Being one step away from a driving ban can mean cheaper car insurance costs than having zero no-claims discount according to new research by Vantage Leasing*.
Male and female drivers with six penalty points to their name were also cheaper to insure than motorists with one, two or three years’ no-claims bonus.
As well as analysing the impact of penalty points, no-claims discounts and other variables, the prestige vehicle leasing specialist found the ŠKODA Fabia to be Britain’s cheapest car to insure**.
The research also dispels common misconceptions such as that parking in a locked garage is always cheaper than leaving the car on the road or driveway. Parking on the road was cheapest on average, costing nearly 10% less compared to leaving a vehicle in a locked garage; parking on the road was also fractionally cheaper than the driveway*.

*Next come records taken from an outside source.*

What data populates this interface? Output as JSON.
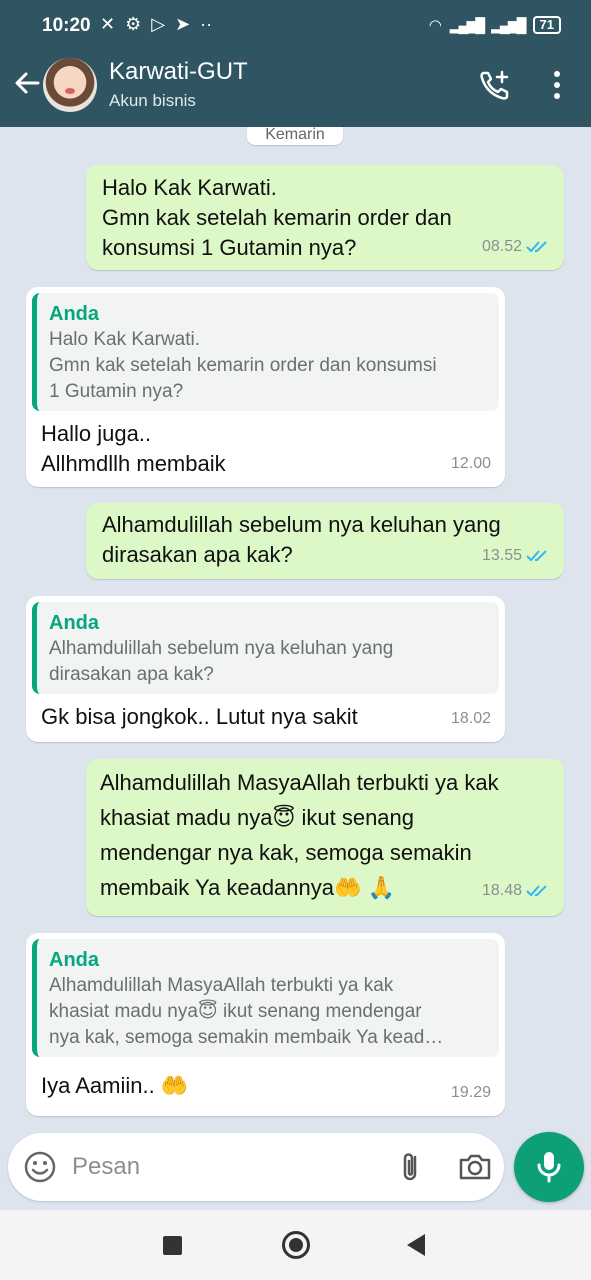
{
  "status_bar": {
    "time": "10:20",
    "battery": "71"
  },
  "header": {
    "title": "Karwati-GUT",
    "subtitle": "Akun bisnis"
  },
  "date_chip": "Kemarin",
  "messages": [
    {
      "direction": "out",
      "text": "Halo Kak Karwati.\nGmn kak setelah kemarin order dan\nkonsumsi 1 Gutamin nya?",
      "time": "08.52",
      "status": "read"
    },
    {
      "direction": "in",
      "quote_author": "Anda",
      "quote_text": "Halo Kak Karwati.\nGmn kak setelah kemarin order dan konsumsi\n1 Gutamin nya?",
      "text": "Hallo juga..\nAllhmdllh membaik",
      "time": "12.00"
    },
    {
      "direction": "out",
      "text": "Alhamdulillah sebelum nya keluhan yang\ndirasakan apa kak?",
      "time": "13.55",
      "status": "read"
    },
    {
      "direction": "in",
      "quote_author": "Anda",
      "quote_text": "Alhamdulillah sebelum nya keluhan yang\ndirasakan apa kak?",
      "text": "Gk bisa jongkok.. Lutut nya sakit",
      "time": "18.02"
    },
    {
      "direction": "out",
      "text": "Alhamdulillah MasyaAllah terbukti ya kak\nkhasiat madu nya😇 ikut senang\nmendengar nya kak, semoga semakin\nmembaik Ya keadannya🤲 🙏",
      "time": "18.48",
      "status": "read"
    },
    {
      "direction": "in",
      "quote_author": "Anda",
      "quote_text": "Alhamdulillah MasyaAllah terbukti ya kak\nkhasiat madu nya😇 ikut senang mendengar\nnya kak, semoga semakin membaik Ya kead…",
      "text": "Iya Aamiin.. 🤲",
      "time": "19.29"
    }
  ],
  "input": {
    "placeholder": "Pesan"
  },
  "colors": {
    "header": "#2e5561",
    "outgoing": "#dcf8c6",
    "incoming": "#ffffff",
    "accent": "#0d9f77",
    "tick_read": "#34b7f1"
  },
  "icons": {
    "back": "arrow-left-icon",
    "call": "add-call-icon",
    "menu": "more-vert-icon",
    "emoji": "emoji-icon",
    "attach": "paperclip-icon",
    "camera": "camera-icon",
    "mic": "mic-icon"
  }
}
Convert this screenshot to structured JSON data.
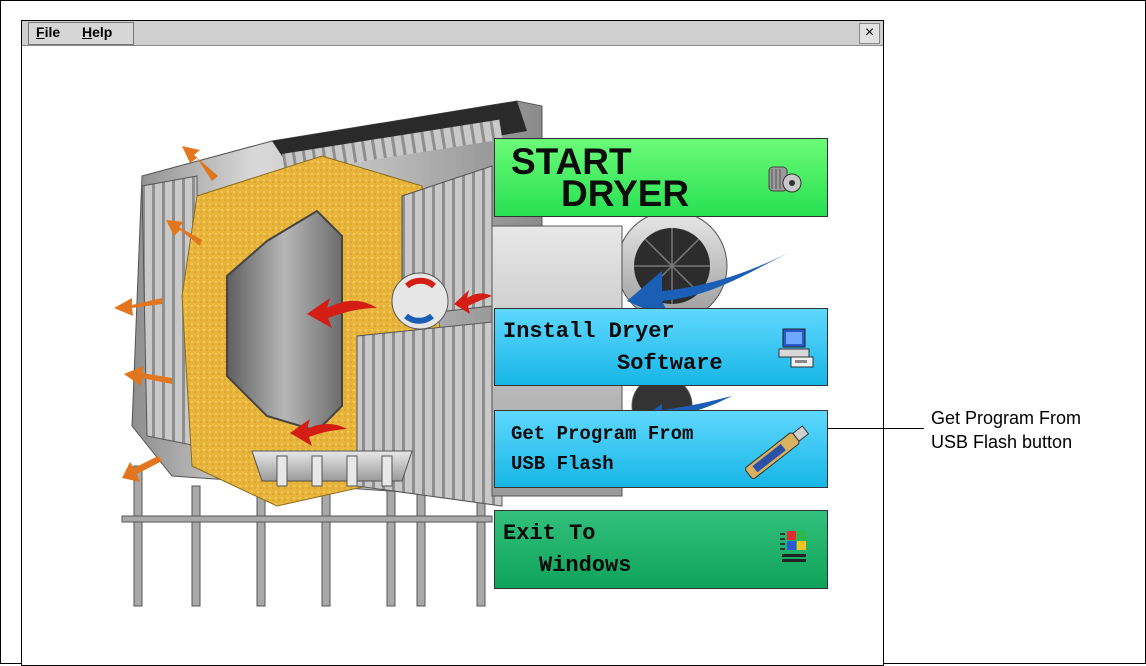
{
  "menubar": {
    "file_label": "File",
    "help_label": "Help",
    "close_label": "×"
  },
  "buttons": {
    "start_line1": "START",
    "start_line2": "DRYER",
    "install_line1": "Install Dryer",
    "install_line2": "Software",
    "usb_line1": "Get Program From",
    "usb_line2": "USB Flash",
    "exit_line1": "Exit To",
    "exit_line2": "Windows"
  },
  "callout": {
    "text": "Get Program From\nUSB Flash button"
  },
  "icons": {
    "start": "gear-dryer-icon",
    "install": "computer-install-icon",
    "usb": "usb-flash-drive-icon",
    "exit": "windows-logo-icon"
  },
  "colors": {
    "start_button": "#3ff068",
    "install_button": "#2ec6f2",
    "usb_button": "#2ec6f2",
    "exit_button": "#1cb069",
    "arrow_orange": "#e2761e",
    "arrow_red": "#d41d14",
    "arrow_blue": "#1a5fb5",
    "grain": "#e8b53a"
  }
}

The sharp rise in thefts using ‘transmitter relay’ attacks targeting cars with keyless entry systems could be to blame for lower insurance quotes for cars which are parked on surrounding roads.
Vantage Leasing Managing Director, Rob Walker, said: “The research is eye-opening, dispelling common myths including that penalty points could spell disaster when it comes to insurance costs. We also see how the latest trends in car crime such as keyless theft can impact how insurers view risk – hence why parking on the road at night is often cheaper.
“While the research shows what a typical male or female driver can expect, it doesn’t cover every eventuality, and some may find their circumstances produce different results. It does, however, provide some intriguing insights into the ever-evolving nature of vehicle insurance.”
A driver’s occupation can impact insurance quotes, with the ‘riskiest’ jobs coming in around 20% more expensive than those considered safer. Computer programmers are among the cheapest to insure; whereas catering staff are deemed to be among the riskiest**.
Perhaps unsurprisingly, a typical young driver is impacted more by driving convictions than an older driver, and their occupation can see quotes vary by as much as 30%. A typical 21-year-old sales executive could pay over £350 more than a young book-keeper.